Every morning, we compile the links of the day and dump them here… highlighting the big storyline. Because there's nothing quite as satisfying as a good morning dump.
While Boston is not shopping Rajon Rondo, it would be open to trading him in the right deal, sources say. The Celtics feel they need more scoring to take the load off Paul Pierce.
I'm about to do a dangerous thing here. I'm about to try to enter Danny Ainge's mind and figure out why he'd consider trading Rajon Rondo.
Remember… this is me channeling Danny now. I'm merely a vessel through which he communicates:
1) No one is safe: How many times do you have to be reminded that I was the guy who advocated breaking up the original "Big 3" when they got too old? If I was open to trading Larry Bird, Kevin McHale or Robert Parish, why on earth wouldn't I be open to trading Rajon Rondo? The kid's good, but he's not in that class yet. I'll do what I can, devoid of as much emotion as possible, to help this team remain a contender.
2) Rondo is affordable to other teams. Teams have two years to get ready for a more punitive luxury tax. Well, in two years, we've got Rondo, Paul Pierce and Avery Bradley under contract… that's it. In two years, Rondo will be a valuable luxury to teams who won't want to pay taxes. That makes him much more valuable. Why wouldn't I listen to a deal that could both help us win now (by getting some more scoring) and help us rebuild later (by adding some more players to the mix)?
….. And that's the mind of Danny Ainge right now. Agree with him or not, I can understand the rationale. Of course, fans are fans… we get emotionally attached to players and we never want them to leave (or we want to run them out of town forever). Danny's job is to cut past that and try to help the team win.
And like the quote says: Danny is not SHOPPING Rondo. That's an important distinction. It's like a girl saying "I'm not breaking up with my boyfriend… but I'll listen if you've got a great date planned and see where it goes." If Rondo TRULY was the center of a rebuilding project, Danny wouldn't listen to any offers at all. But he's good enough to build around so Danny doesn't HAVE to move him either.
What can make these Rondo rumors stop? The same stuff we've been talking about forever with him. He needs to (a) becomes a more consistent scorer. Yes, that involves a jumper, but it also involves him taking scoring opportunities when they present themselves. Rondo is pass-first to a fault some times. Every once in a while, dropping 30 to let an opponent know you're willing to do it will do wonders for opening up passing lanes. (b) Rondo needs to stop gambling on D so damn much and (c) he needs to stop being so stubborn. Maybe that should have been first since that might be what prevents him from doing a and b.
Those are important improvements to Rondo's game that everyone knows he needs to make. I'm still confident he'll make them, or at least some of them.
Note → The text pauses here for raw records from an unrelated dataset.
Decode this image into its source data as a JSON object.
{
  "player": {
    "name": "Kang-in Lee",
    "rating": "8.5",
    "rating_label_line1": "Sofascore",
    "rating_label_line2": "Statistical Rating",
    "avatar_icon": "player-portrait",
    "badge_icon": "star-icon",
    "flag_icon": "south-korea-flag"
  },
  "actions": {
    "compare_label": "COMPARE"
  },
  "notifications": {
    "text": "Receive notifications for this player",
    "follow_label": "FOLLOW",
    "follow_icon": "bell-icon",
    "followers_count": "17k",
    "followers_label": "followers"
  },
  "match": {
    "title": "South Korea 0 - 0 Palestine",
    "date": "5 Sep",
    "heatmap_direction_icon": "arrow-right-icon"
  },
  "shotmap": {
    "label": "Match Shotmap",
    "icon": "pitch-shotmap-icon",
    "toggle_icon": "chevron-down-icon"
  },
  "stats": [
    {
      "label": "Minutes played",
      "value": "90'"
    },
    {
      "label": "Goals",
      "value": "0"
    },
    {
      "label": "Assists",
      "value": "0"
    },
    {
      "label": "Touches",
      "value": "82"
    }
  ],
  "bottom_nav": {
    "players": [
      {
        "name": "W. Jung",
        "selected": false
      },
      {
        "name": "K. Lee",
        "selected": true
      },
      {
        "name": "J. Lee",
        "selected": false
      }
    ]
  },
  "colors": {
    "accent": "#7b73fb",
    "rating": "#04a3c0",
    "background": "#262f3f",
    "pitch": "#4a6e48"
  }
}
Until then, though, Rondo's name will keep popping up like this.
On Page 2: New rules for making trades:
1. It will be easier to make trades. Under the old labor agreement, the salaries of the traded players had to be within 125 percent (plus 100K) of each other. That will remain the case for taxpaying teams, but the new agreement also makes it muuuuch easier for non-tax teams to swing uneven trades. For those teams, it is 150 percent (plus 100K) of the salaries being traded, or the 100 percent of the salaries being traded plus $5 million. The limit on the amount of cash that can be included in a trade remains $3 million — but teams are now limited to trading $3 million in cash per season. So you can’t just dump $3 million into every trade as you could in the past.
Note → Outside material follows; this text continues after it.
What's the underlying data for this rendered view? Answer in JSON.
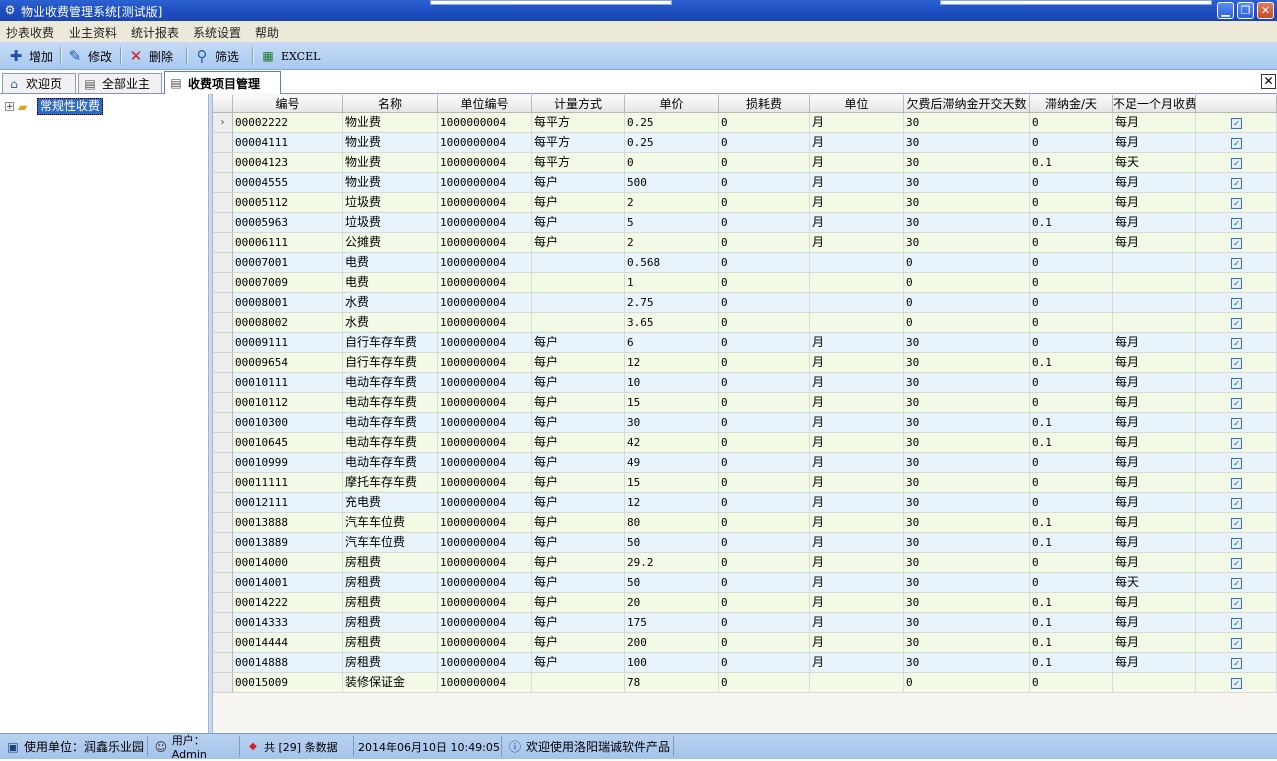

2. No more wink-wink trades. Back in Feb. 2010 whn the Cavaliers acquired Antawn Jamison, they sent Zydrunas Ilgauskas to Washington in the deal to make the salaries match, then re-signed Ilgauskas 30 days after the Wizards waived him. Under the new rules, a player who is traded and then waived cannot re-sign with the team that traded him until July 1 at the earliest.
I figured I'd pass these along since we all like to propose trades in our heads. Especially after hearing about the "listening to Rondo offers" thing.
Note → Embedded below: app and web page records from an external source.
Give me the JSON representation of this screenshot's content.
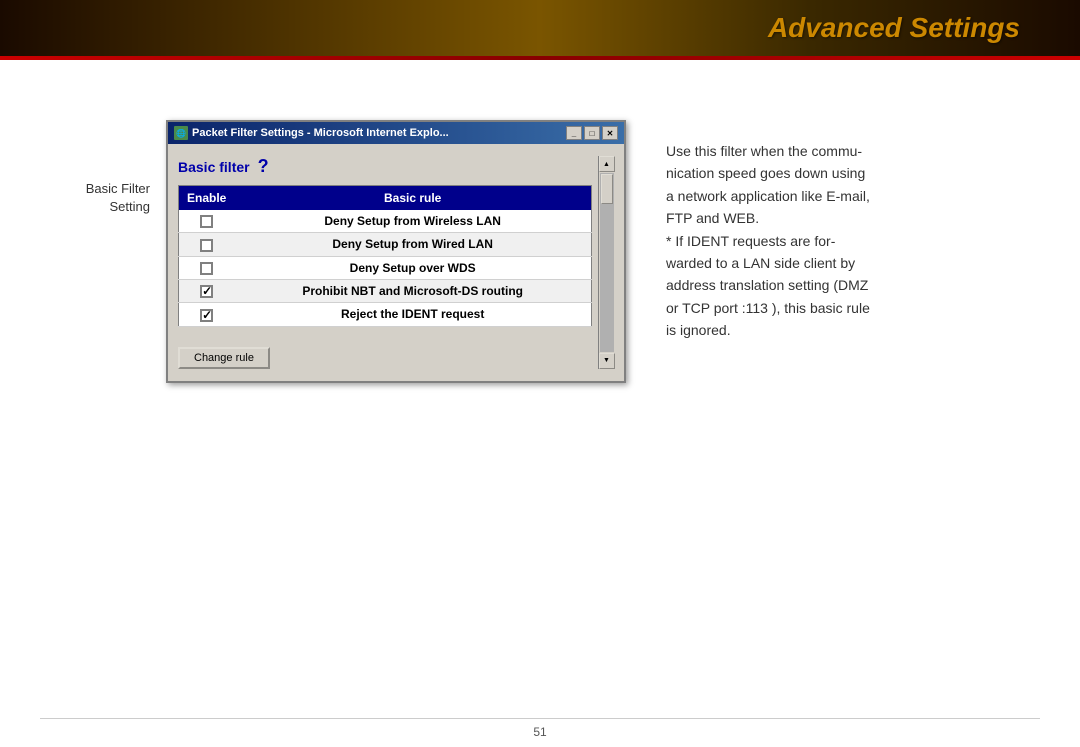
{
  "header": {
    "title": "Advanced Settings"
  },
  "sidebar_label": {
    "line1": "Basic Filter",
    "line2": "Setting"
  },
  "dialog": {
    "title": "Packet Filter Settings - Microsoft Internet Explo...",
    "section_label": "Basic filter",
    "columns": {
      "enable": "Enable",
      "rule": "Basic rule"
    },
    "rows": [
      {
        "checked": false,
        "label": "Deny Setup from Wireless LAN"
      },
      {
        "checked": false,
        "label": "Deny Setup from Wired LAN"
      },
      {
        "checked": false,
        "label": "Deny Setup over WDS"
      },
      {
        "checked": true,
        "label": "Prohibit NBT and Microsoft-DS routing"
      },
      {
        "checked": true,
        "label": "Reject the IDENT request"
      }
    ],
    "change_rule_button": "Change rule"
  },
  "description": {
    "text": "Use this filter when the commu-nication speed goes down using a network application like E-mail, FTP and WEB.\n* If IDENT requests are for-warded to a LAN side client by address translation setting (DMZ or TCP port :113 ), this basic rule is ignored."
  },
  "footer": {
    "page_number": "51"
  }
}
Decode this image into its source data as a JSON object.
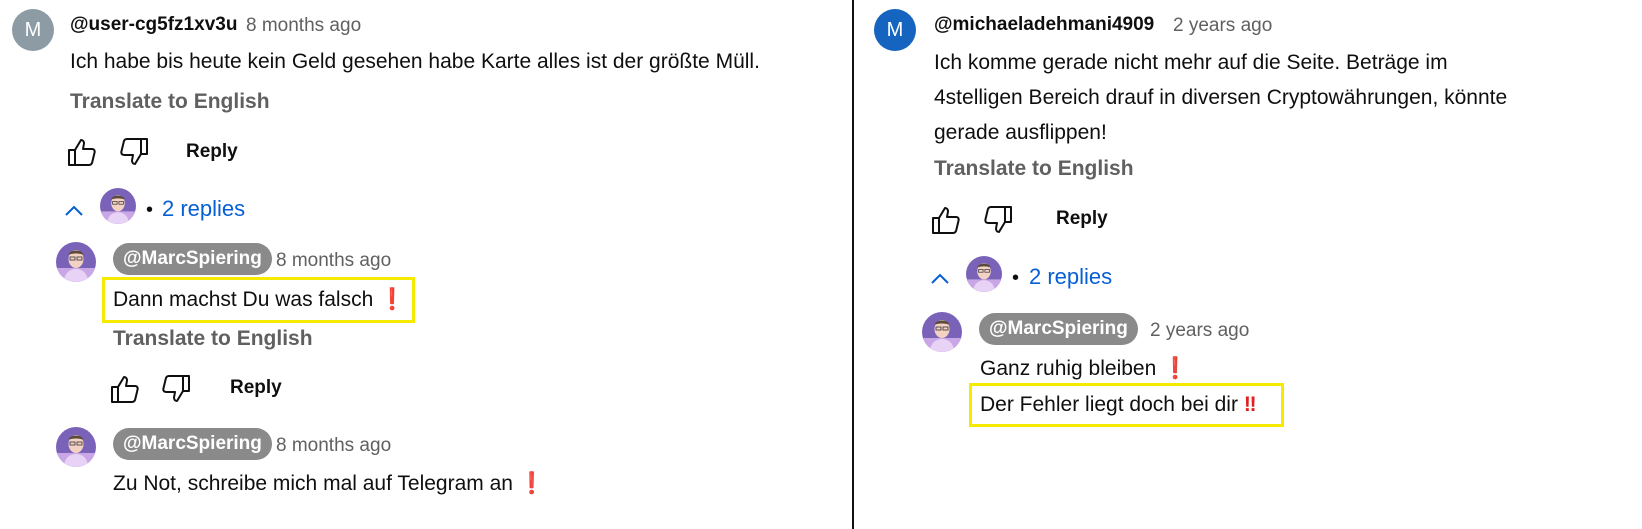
{
  "left": {
    "comment": {
      "avatar_letter": "M",
      "author": "@user-cg5fz1xv3u",
      "time": "8 months ago",
      "text": "Ich habe bis heute kein Geld gesehen habe Karte alles ist der größte Müll.",
      "translate": "Translate to English",
      "reply": "Reply"
    },
    "replies_toggle": "2 replies",
    "replies": [
      {
        "author": "@MarcSpiering",
        "time": "8 months ago",
        "text": "Dann machst Du was falsch",
        "emoji": "❗",
        "translate": "Translate to English",
        "reply": "Reply"
      },
      {
        "author": "@MarcSpiering",
        "time": "8 months ago",
        "text": "Zu Not, schreibe mich mal auf Telegram an",
        "emoji": "❗"
      }
    ]
  },
  "right": {
    "comment": {
      "avatar_letter": "M",
      "author": "@michaeladehmani4909",
      "time": "2 years ago",
      "text_lines": [
        "Ich komme gerade nicht mehr auf die Seite. Beträge im",
        "4stelligen Bereich drauf in diversen Cryptowährungen, könnte",
        "gerade ausflippen!"
      ],
      "translate": "Translate to English",
      "reply": "Reply"
    },
    "replies_toggle": "2 replies",
    "replies": [
      {
        "author": "@MarcSpiering",
        "time": "2 years ago",
        "line1": "Ganz ruhig bleiben",
        "line1_emoji": "❗",
        "line2": "Der Fehler liegt doch bei dir",
        "line2_emoji": "‼"
      }
    ]
  },
  "icons": {
    "like": "thumbs-up-icon",
    "dislike": "thumbs-down-icon",
    "collapse": "chevron-up-icon"
  },
  "colors": {
    "link_blue": "#065fd4",
    "highlight": "#f5ea00",
    "avatar_gray": "#8d9ba5",
    "avatar_blue": "#1565c0",
    "pill_gray": "#8a8a8a"
  }
}
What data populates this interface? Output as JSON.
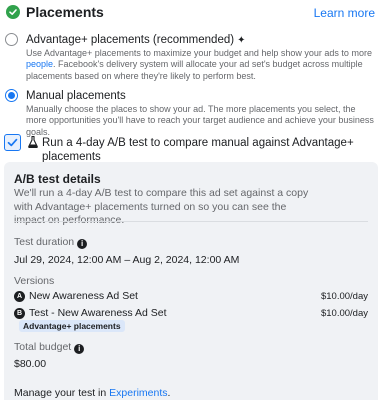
{
  "header": {
    "title": "Placements",
    "learn_more": "Learn more"
  },
  "advantage_option": {
    "title": "Advantage+ placements (recommended)",
    "description_before_link": "Use Advantage+ placements to maximize your budget and help show your ads to more ",
    "description_link": "people",
    "description_after_link": ". Facebook's delivery system will allocate your ad set's budget across multiple placements based on where they're likely to perform best.",
    "selected": false
  },
  "manual_option": {
    "title": "Manual placements",
    "description": "Manually choose the places to show your ad. The more placements you select, the more opportunities you'll have to reach your target audience and achieve your business goals.",
    "selected": true
  },
  "ab_test": {
    "label": "Run a 4-day A/B test to compare manual against Advantage+ placements",
    "checked": true
  },
  "details": {
    "title": "A/B test details",
    "description": "We'll run a 4-day A/B test to compare this ad set against a copy with Advantage+ placements turned on so you can see the impact on performance.",
    "duration_label": "Test duration",
    "duration_value": "Jul 29, 2024, 12:00 AM – Aug 2, 2024, 12:00 AM",
    "versions_label": "Versions",
    "versions": [
      {
        "badge": "A",
        "name": "New Awareness Ad Set",
        "price": "$10.00/day"
      },
      {
        "badge": "B",
        "name": "Test - New Awareness Ad Set",
        "price": "$10.00/day",
        "tag": "Advantage+ placements"
      }
    ],
    "budget_label": "Total budget",
    "budget_value": "$80.00",
    "manage_text": "Manage your test in ",
    "manage_link": "Experiments",
    "manage_end": "."
  },
  "colors": {
    "accent": "#1877f2",
    "success": "#31a24c",
    "panel_bg": "#f0f2f5",
    "muted_text": "#65676b"
  }
}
The limit on cash you can spend on trades is a disadvantage to Boston. The Celtics haven't made a ton of trades, but as a big-market team, one way the C's could out-spend a team is the ability to throw cash into trades almost at will. At worst, the Celtics will be a tax-payer and they'll have to play by the old rules. But they won't always have to. For other new rules, go here for a great breakdown.
The rest of the links:
CSNNE: Celtics free agent options: Point guards | ESPN Boston: Will the Celtics be cap-strapped | WEEI: How the proposed CBA affects the Celtics: Luxury tax | Celtics free agent options at center redux | Herald: Sources: Leo Papile out